Very rundown and neglected. Births and deaths dating from the late 1700s to early 2000s. After a short while, John quoted grandson, Nick, “we gotta get outta here, I’m getting creeped out!”
Mobile, AL — And the signs for the Robert Trent Jones Golf Trail begin. Our first stop on the trail is Magnolia Grove. Everyone was super friendly and welcoming (love the Southern hospitality), the club house and grounds beautiful and well maintained. We played the Crossings course — there are two 18-hole courses and an 18-hole par 3. The weather was perfect, no wind — we’re off to a great start with the golf.
After golf, feeling lazy, and nothing but fast food in the area, so John called a Domino’s to see if they have gluten free pizza.
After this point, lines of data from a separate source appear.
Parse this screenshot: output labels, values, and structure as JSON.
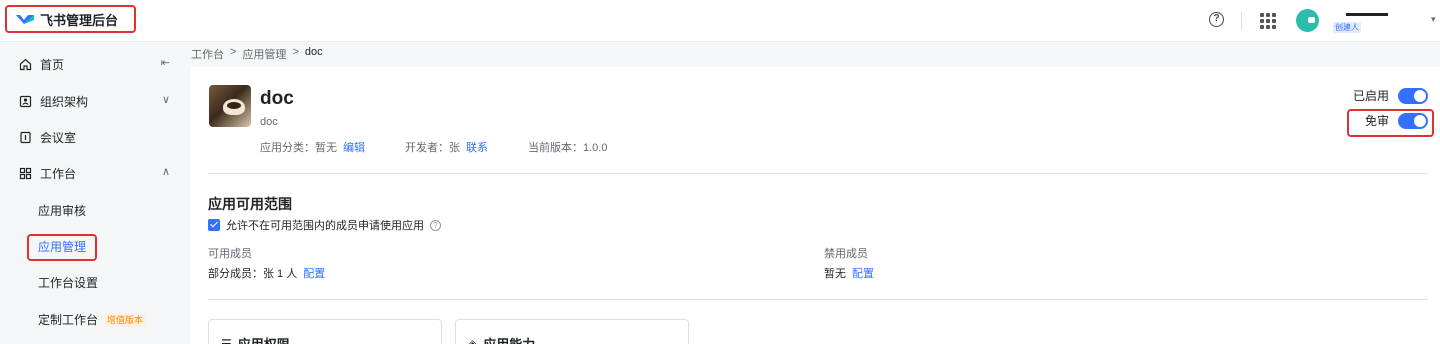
{
  "header": {
    "logo_text": "飞书管理后台",
    "help_icon": "?",
    "user_role": "创建人",
    "caret": "▾"
  },
  "sidebar": {
    "collapse_icon": "⇤",
    "items": [
      {
        "label": "首页",
        "icon": "home-icon"
      },
      {
        "label": "组织架构",
        "icon": "org-icon",
        "chevron": "∨"
      },
      {
        "label": "会议室",
        "icon": "meeting-room-icon"
      },
      {
        "label": "工作台",
        "icon": "workspace-icon",
        "chevron": "∧"
      }
    ],
    "sub_items": [
      {
        "label": "应用审核"
      },
      {
        "label": "应用管理"
      },
      {
        "label": "工作台设置"
      },
      {
        "label": "定制工作台",
        "badge": "增值版本"
      }
    ]
  },
  "breadcrumb": [
    "工作台",
    ">",
    "应用管理",
    ">",
    "doc"
  ],
  "app": {
    "name": "doc",
    "description": "doc",
    "category_label": "应用分类：暂无",
    "category_action": "编辑",
    "developer_label": "开发者：张",
    "developer_action": "联系",
    "version_label": "当前版本：1.0.0"
  },
  "toggles": {
    "enabled_label": "已启用",
    "enabled": true,
    "exempt_label": "免审",
    "exempt": true
  },
  "scope": {
    "title": "应用可用范围",
    "allow_request_label": "允许不在可用范围内的成员申请使用应用",
    "allow_request_checked": true,
    "available_title": "可用成员",
    "available_value": "部分成员：张 1 人",
    "available_action": "配置",
    "disabled_title": "禁用成员",
    "disabled_value": "暂无",
    "disabled_action": "配置"
  },
  "cards": [
    {
      "label": "应用权限",
      "icon": "list-icon"
    },
    {
      "label": "应用能力",
      "icon": "layers-icon"
    }
  ],
  "colors": {
    "accent": "#3370ff",
    "highlight_box": "#e03030",
    "badge": "#ff8800"
  }
}
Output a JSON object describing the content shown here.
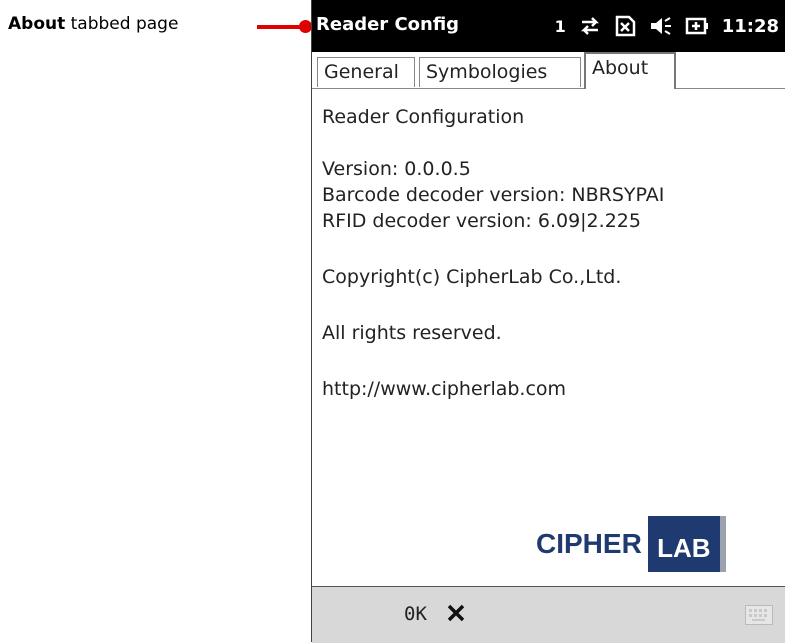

YES, great! So he says we’ll eat there. I say I think it’s take-out only, so he calls and asks if they have tables and chairs. “Well, sir, we do have one table and two chairs, but most people take the pizza to go.” Pretty funny. However, we ended up cooking at home after all.
Montgomery, AL — Nice drive from Mobile. All set to play our second round of golf on the RTJ Trail in the morning.